* Watch your minutes. If you go over the limit in minutes, you’ll pay big bucks. For those times when you know you’ll exceed your limit, ask your provider to temporarily increase your minutes. If you don’t, you could wind up paying overage charges as high as 45 cents a minute. * Use the plan to your advantage. Check plan details for free calls to other plan customers as well as free calling to certain numbers you choose. * Compare packages. When shopping for the best deal, don’t focus on voice minutes alone. Check prices for texting, instant messaging (IM), or sending photos if you’ll use those services. * Control kids’ cell phone use. When you add someone to your plan, be aware of your minutes and theirs as well.

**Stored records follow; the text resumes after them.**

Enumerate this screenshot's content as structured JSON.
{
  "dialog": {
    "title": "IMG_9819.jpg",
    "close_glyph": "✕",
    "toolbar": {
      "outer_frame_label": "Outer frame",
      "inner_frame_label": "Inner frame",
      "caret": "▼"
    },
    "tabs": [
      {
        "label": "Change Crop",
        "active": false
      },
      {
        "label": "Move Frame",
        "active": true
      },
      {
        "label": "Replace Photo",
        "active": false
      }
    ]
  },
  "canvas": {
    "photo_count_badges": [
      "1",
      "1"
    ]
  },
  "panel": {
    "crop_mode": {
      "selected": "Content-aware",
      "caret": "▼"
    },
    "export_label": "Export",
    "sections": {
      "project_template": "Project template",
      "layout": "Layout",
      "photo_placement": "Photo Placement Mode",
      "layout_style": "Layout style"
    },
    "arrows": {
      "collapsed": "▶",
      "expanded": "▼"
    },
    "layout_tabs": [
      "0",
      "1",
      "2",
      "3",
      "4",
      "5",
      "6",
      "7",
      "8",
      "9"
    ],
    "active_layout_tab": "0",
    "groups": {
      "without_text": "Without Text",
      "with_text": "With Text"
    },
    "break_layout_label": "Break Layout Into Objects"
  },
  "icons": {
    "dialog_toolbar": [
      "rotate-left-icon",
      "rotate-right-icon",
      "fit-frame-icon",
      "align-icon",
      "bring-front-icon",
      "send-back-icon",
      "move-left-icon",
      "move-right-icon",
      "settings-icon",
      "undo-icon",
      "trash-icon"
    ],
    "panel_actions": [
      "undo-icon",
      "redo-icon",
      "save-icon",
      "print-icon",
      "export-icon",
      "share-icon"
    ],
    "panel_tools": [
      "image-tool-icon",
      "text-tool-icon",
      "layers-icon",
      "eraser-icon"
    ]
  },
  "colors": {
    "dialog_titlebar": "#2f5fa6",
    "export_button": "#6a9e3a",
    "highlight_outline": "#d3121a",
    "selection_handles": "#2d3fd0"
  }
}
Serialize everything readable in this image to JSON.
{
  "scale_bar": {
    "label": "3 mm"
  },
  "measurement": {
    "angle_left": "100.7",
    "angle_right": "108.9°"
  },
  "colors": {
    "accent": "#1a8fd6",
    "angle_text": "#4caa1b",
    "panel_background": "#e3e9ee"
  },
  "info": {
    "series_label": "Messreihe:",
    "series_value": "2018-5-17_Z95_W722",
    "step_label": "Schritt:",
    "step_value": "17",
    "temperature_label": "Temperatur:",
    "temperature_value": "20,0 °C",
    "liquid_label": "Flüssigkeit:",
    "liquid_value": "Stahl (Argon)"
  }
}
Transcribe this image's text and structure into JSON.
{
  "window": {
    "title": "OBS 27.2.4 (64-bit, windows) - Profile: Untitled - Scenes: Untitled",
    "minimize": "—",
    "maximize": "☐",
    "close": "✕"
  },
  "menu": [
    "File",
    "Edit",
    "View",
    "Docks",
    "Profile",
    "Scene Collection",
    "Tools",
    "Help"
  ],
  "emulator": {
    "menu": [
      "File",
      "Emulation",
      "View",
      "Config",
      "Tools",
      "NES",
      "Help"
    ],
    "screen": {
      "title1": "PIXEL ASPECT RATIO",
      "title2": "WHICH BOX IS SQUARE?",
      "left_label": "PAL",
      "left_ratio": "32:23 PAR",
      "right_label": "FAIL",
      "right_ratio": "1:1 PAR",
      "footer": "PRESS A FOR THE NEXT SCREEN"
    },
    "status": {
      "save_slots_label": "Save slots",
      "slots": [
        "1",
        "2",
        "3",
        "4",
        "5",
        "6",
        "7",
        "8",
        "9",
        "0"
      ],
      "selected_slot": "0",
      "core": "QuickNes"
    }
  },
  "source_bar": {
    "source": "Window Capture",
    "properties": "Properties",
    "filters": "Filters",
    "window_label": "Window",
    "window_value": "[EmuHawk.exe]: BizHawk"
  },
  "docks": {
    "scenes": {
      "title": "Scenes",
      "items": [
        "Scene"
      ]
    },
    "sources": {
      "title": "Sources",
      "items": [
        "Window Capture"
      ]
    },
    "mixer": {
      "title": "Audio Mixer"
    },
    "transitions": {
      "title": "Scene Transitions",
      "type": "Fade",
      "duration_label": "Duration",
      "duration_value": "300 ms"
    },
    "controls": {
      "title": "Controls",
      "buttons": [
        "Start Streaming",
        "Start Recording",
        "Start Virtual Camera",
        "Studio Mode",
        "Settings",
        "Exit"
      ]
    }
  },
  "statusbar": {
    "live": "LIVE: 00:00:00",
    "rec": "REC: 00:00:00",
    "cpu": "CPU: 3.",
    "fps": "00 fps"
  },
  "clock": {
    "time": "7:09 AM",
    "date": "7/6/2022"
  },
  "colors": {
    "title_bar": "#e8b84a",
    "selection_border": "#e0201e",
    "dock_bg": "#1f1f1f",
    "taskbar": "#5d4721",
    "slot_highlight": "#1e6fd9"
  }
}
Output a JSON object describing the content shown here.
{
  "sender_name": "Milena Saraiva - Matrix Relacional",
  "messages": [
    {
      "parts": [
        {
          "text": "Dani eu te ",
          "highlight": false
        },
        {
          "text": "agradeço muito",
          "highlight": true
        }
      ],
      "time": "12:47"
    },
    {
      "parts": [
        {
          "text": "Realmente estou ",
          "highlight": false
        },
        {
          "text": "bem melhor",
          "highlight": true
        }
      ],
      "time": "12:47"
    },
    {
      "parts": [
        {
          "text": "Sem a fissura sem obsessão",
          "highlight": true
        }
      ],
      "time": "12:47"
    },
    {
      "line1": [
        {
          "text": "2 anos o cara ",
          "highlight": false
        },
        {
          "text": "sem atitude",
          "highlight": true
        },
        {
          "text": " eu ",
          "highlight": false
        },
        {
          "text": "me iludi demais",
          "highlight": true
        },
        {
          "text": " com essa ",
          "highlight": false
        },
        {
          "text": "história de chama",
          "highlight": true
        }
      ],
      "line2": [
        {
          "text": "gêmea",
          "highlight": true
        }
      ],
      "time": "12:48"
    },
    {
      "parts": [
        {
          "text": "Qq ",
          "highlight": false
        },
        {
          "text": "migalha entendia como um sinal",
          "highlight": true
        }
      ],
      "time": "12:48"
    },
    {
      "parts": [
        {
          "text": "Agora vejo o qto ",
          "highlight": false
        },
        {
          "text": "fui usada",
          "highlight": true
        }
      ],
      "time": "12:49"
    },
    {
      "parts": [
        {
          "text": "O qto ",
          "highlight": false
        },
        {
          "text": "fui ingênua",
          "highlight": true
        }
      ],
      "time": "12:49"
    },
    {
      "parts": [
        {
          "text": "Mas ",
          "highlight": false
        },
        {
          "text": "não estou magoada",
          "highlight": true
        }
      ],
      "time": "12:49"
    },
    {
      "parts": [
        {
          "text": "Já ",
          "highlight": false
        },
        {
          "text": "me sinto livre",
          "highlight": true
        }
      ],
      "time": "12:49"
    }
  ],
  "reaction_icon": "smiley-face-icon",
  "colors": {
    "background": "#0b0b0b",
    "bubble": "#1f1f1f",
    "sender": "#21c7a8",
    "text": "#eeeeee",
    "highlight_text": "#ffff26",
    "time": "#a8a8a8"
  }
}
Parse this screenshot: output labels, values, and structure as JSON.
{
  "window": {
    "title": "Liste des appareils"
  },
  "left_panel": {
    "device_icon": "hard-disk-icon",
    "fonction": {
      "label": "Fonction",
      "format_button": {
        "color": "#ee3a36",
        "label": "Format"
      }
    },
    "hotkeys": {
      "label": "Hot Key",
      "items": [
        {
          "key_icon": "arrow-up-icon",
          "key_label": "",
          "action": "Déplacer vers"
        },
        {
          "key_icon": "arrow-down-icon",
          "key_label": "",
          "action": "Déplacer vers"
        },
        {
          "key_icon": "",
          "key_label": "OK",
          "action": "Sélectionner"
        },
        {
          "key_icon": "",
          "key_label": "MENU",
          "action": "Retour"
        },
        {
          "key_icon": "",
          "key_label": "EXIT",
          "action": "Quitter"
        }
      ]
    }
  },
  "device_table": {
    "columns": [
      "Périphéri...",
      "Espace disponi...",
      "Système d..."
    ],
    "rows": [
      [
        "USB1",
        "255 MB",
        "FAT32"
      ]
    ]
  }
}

Define rules of cell phone use with your kids. Consider options that let you control the numbers your kids can call, text or IM. * Purchase prepaid minutes. If you find you’re left with a lot of unused minutes each month, consider a prepaid cell phone. You generally pay for the phone, but you can prepay for a designated amount of minutes. Prepaid phones work well for people who want a phone for emergencies only or for those who won’t use a lot of minutes. Be careful though--prepaid minutes can expire.
Whether you’re a talker or an IMer, understand the details of your plan. For more information, read “OMG, It's an IM Lingo Guide for Parents,” in Home & Family Finance Resource Center.